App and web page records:
[Start of Attachment]
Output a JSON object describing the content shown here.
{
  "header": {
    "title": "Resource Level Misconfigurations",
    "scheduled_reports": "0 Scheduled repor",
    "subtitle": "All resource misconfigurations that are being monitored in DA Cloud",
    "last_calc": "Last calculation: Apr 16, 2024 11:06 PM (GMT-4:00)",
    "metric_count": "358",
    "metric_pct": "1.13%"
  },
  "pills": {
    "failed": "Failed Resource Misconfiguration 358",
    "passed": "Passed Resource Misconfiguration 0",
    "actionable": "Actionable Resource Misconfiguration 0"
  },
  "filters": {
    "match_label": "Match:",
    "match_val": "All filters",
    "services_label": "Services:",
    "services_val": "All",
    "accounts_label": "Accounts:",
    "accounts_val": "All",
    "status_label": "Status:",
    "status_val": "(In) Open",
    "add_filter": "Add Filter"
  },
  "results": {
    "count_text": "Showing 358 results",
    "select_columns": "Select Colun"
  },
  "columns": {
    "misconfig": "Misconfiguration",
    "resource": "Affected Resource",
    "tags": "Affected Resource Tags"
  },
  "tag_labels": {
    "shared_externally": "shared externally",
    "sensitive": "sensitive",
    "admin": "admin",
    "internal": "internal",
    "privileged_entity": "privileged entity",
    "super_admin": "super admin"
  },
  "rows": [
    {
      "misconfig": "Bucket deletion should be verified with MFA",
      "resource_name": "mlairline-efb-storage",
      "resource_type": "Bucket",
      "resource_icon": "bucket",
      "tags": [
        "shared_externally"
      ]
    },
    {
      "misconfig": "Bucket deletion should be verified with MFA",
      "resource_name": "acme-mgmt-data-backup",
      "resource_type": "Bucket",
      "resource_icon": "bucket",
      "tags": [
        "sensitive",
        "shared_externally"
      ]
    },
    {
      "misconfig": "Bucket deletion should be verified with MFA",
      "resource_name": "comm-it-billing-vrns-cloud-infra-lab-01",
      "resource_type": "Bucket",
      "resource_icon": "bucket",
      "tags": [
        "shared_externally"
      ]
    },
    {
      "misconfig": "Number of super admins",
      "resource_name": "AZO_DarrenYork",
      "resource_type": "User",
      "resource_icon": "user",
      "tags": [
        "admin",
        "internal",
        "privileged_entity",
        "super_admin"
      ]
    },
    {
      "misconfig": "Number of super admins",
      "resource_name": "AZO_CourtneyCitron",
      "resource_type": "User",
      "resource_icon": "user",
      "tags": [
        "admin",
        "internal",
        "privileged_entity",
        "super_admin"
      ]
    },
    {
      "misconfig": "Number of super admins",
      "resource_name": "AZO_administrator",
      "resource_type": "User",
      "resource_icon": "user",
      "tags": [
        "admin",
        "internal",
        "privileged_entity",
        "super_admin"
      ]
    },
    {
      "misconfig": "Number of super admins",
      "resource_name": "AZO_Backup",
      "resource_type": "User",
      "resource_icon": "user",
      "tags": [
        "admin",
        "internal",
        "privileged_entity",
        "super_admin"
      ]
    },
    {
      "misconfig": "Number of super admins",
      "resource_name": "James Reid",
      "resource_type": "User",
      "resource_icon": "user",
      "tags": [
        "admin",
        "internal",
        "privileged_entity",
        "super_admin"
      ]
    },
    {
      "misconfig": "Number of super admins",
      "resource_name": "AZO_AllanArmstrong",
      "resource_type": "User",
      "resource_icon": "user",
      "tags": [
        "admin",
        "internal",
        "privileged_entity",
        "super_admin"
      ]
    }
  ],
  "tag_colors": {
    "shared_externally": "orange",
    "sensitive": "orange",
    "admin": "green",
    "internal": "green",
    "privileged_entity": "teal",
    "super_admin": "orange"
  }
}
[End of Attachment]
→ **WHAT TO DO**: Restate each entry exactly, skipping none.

→ **EXERCISE RESPONSE**:
Output a JSON object describing the content shown here.
{
  "header": {
    "title": "Resource Level Misconfigurations",
    "scheduled_reports": "0 Scheduled repor",
    "subtitle": "All resource misconfigurations that are being monitored in DA Cloud",
    "last_calc": "Last calculation: Apr 16, 2024 11:06 PM (GMT-4:00)",
    "metric_count": "358",
    "metric_pct": "1.13%"
  },
  "pills": {
    "failed": "Failed Resource Misconfiguration 358",
    "passed": "Passed Resource Misconfiguration 0",
    "actionable": "Actionable Resource Misconfiguration 0"
  },
  "filters": {
    "match_label": "Match:",
    "match_val": "All filters",
    "services_label": "Services:",
    "services_val": "All",
    "accounts_label": "Accounts:",
    "accounts_val": "All",
    "status_label": "Status:",
    "status_val": "(In) Open",
    "add_filter": "Add Filter"
  },
  "results": {
    "count_text": "Showing 358 results",
    "select_columns": "Select Colun"
  },
  "columns": {
    "misconfig": "Misconfiguration",
    "resource": "Affected Resource",
    "tags": "Affected Resource Tags"
  },
  "tag_labels": {
    "shared_externally": "shared externally",
    "sensitive": "sensitive",
    "admin": "admin",
    "internal": "internal",
    "privileged_entity": "privileged entity",
    "super_admin": "super admin"
  },
  "rows": [
    {
      "misconfig": "Bucket deletion should be verified with MFA",
      "resource_name": "mlairline-efb-storage",
      "resource_type": "Bucket",
      "resource_icon": "bucket",
      "tags": [
        "shared_externally"
      ]
    },
    {
      "misconfig": "Bucket deletion should be verified with MFA",
      "resource_name": "acme-mgmt-data-backup",
      "resource_type": "Bucket",
      "resource_icon": "bucket",
      "tags": [
        "sensitive",
        "shared_externally"
      ]
    },
    {
      "misconfig": "Bucket deletion should be verified with MFA",
      "resource_name": "comm-it-billing-vrns-cloud-infra-lab-01",
      "resource_type": "Bucket",
      "resource_icon": "bucket",
      "tags": [
        "shared_externally"
      ]
    },
    {
      "misconfig": "Number of super admins",
      "resource_name": "AZO_DarrenYork",
      "resource_type": "User",
      "resource_icon": "user",
      "tags": [
        "admin",
        "internal",
        "privileged_entity",
        "super_admin"
      ]
    },
    {
      "misconfig": "Number of super admins",
      "resource_name": "AZO_CourtneyCitron",
      "resource_type": "User",
      "resource_icon": "user",
      "tags": [
        "admin",
        "internal",
        "privileged_entity",
        "super_admin"
      ]
    },
    {
      "misconfig": "Number of super admins",
      "resource_name": "AZO_administrator",
      "resource_type": "User",
      "resource_icon": "user",
      "tags": [
        "admin",
        "internal",
        "privileged_entity",
        "super_admin"
      ]
    },
    {
      "misconfig": "Number of super admins",
      "resource_name": "AZO_Backup",
      "resource_type": "User",
      "resource_icon": "user",
      "tags": [
        "admin",
        "internal",
        "privileged_entity",
        "super_admin"
      ]
    },
    {
      "misconfig": "Number of super admins",
      "resource_name": "James Reid",
      "resource_type": "User",
      "resource_icon": "user",
      "tags": [
        "admin",
        "internal",
        "privileged_entity",
        "super_admin"
      ]
    },
    {
      "misconfig": "Number of super admins",
      "resource_name": "AZO_AllanArmstrong",
      "resource_type": "User",
      "resource_icon": "user",
      "tags": [
        "admin",
        "internal",
        "privileged_entity",
        "super_admin"
      ]
    }
  ],
  "tag_colors": {
    "shared_externally": "orange",
    "sensitive": "orange",
    "admin": "green",
    "internal": "green",
    "privileged_entity": "teal",
    "super_admin": "orange"
  }
}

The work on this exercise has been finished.